[Website and app data records]
################
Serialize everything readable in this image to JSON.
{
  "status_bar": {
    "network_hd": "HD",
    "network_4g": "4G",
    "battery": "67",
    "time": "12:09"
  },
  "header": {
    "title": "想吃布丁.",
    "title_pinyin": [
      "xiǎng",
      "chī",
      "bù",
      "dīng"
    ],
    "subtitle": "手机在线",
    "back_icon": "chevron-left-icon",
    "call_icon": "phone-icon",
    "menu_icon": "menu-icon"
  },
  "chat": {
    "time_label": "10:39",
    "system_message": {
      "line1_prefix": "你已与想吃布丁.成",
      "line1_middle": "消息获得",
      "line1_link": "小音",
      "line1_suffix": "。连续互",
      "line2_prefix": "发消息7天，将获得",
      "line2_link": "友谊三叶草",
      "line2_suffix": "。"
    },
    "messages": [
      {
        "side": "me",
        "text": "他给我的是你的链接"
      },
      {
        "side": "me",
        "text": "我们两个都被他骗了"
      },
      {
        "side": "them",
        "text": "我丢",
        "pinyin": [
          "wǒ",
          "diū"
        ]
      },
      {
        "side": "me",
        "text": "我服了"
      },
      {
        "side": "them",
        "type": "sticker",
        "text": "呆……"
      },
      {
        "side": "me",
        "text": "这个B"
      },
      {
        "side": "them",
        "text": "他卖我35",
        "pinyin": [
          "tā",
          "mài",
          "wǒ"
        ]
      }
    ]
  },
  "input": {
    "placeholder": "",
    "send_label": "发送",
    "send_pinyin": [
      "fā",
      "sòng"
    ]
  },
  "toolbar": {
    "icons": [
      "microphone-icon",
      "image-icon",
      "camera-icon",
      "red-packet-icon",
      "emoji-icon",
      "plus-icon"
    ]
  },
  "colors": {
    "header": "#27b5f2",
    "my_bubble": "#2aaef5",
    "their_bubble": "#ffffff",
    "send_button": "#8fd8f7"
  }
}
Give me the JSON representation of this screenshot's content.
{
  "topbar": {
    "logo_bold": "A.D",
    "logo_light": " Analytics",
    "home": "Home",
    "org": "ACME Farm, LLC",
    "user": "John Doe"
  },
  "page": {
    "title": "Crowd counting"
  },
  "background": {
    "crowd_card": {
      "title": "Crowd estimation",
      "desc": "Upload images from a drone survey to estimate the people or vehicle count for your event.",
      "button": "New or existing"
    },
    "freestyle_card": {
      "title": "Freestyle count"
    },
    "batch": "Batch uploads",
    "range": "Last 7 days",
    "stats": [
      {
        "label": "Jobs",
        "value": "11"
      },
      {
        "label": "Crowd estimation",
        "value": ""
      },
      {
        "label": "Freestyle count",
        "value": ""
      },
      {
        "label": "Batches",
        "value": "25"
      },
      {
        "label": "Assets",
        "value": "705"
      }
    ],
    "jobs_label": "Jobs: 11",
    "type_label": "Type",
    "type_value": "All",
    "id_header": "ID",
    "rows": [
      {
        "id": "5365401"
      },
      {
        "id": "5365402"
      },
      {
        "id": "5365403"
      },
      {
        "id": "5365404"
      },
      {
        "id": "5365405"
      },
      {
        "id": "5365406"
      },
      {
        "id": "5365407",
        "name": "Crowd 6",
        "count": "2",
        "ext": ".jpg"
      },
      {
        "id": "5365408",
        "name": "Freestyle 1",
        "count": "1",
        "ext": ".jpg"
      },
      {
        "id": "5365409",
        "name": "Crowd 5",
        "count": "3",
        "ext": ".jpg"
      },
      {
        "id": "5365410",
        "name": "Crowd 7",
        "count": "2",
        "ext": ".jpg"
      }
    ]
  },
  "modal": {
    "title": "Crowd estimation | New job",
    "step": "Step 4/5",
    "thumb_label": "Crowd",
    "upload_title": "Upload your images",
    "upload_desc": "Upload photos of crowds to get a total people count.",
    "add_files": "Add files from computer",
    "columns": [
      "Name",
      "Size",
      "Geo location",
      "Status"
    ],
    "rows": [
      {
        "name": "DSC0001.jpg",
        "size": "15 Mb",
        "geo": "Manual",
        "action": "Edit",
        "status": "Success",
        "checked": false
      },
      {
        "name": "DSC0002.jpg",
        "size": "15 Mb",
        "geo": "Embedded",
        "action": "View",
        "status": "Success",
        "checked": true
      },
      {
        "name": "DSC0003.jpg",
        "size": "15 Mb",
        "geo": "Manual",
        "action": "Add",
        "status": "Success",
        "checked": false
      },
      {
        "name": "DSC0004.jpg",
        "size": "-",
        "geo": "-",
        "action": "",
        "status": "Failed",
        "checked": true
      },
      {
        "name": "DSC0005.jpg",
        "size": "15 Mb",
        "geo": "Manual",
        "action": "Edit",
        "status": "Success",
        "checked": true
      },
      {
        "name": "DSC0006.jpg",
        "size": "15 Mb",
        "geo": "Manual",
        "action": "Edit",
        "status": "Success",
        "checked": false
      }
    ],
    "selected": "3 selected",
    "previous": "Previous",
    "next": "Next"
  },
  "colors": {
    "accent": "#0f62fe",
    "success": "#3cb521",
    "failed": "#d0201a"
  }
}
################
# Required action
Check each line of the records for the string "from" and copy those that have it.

# Answer for the task
      "desc": "Upload images from a drone survey to estimate the people or vehicle count for your event.",
    "add_files": "Add files from computer",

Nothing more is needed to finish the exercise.